Using the entries below, show all lines with the string "this".

Dataset entries
_____

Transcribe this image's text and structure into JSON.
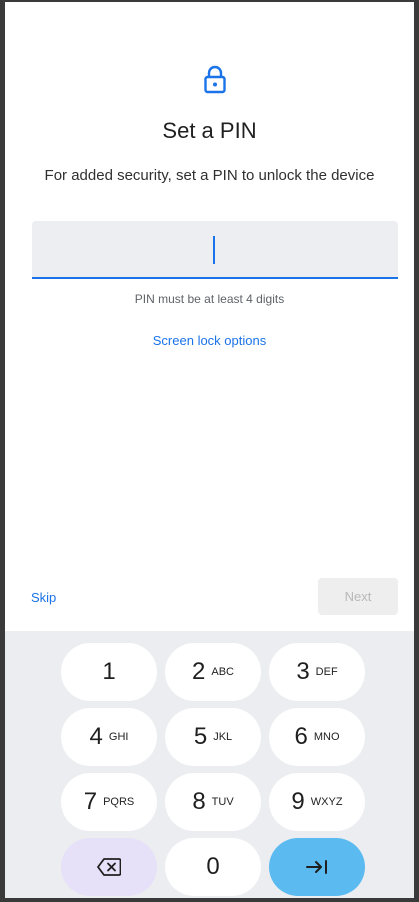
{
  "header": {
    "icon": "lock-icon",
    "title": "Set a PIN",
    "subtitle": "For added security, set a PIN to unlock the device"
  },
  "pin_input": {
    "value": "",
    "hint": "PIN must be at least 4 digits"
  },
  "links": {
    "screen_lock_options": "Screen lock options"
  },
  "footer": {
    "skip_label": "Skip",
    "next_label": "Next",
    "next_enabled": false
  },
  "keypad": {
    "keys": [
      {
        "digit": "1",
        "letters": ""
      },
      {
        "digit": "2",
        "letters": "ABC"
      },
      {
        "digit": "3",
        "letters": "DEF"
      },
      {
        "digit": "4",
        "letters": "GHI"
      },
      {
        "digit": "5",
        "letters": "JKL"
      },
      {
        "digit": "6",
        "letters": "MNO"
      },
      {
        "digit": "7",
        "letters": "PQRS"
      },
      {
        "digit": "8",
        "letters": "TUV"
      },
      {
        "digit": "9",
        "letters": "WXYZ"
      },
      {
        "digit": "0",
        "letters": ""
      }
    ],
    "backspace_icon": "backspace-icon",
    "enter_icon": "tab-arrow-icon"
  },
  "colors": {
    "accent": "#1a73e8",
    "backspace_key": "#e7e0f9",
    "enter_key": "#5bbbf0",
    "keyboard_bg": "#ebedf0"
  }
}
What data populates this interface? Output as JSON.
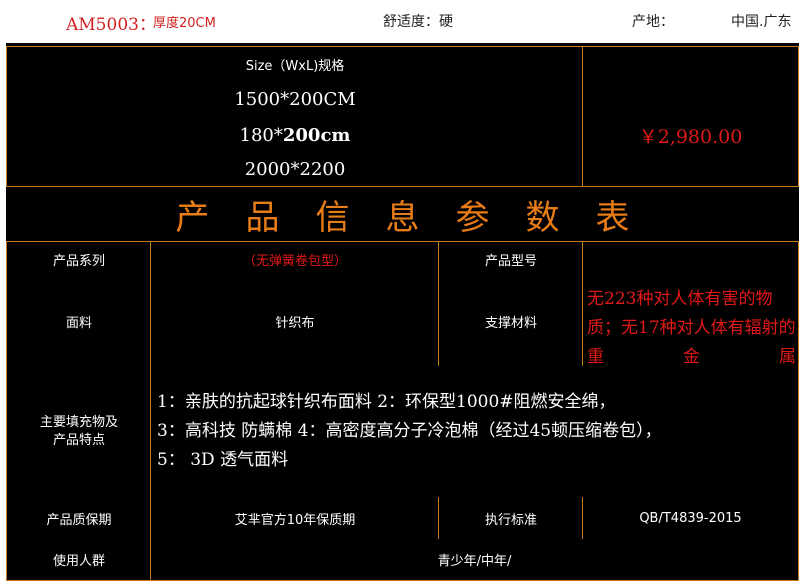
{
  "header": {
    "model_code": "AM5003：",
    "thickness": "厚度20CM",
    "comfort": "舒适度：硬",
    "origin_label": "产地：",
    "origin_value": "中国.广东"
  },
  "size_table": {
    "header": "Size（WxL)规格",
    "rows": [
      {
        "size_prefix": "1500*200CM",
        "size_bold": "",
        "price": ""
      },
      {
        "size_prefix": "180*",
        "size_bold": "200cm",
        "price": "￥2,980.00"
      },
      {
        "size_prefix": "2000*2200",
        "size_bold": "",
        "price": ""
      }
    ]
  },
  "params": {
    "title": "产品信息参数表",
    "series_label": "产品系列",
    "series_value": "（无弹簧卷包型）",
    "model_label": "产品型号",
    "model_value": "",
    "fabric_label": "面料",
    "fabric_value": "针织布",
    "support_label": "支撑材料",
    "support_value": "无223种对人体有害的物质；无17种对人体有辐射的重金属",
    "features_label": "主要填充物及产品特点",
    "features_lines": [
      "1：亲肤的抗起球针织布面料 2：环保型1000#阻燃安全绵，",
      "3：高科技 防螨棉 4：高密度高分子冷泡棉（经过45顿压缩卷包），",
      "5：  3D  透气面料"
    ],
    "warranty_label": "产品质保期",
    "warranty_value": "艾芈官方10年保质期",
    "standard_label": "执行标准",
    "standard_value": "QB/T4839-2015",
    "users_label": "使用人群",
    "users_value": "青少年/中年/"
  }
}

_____

# EXERCISE RESULT
Transcribe this image's text and structure into JSON.
What data populates this interface? Output as JSON.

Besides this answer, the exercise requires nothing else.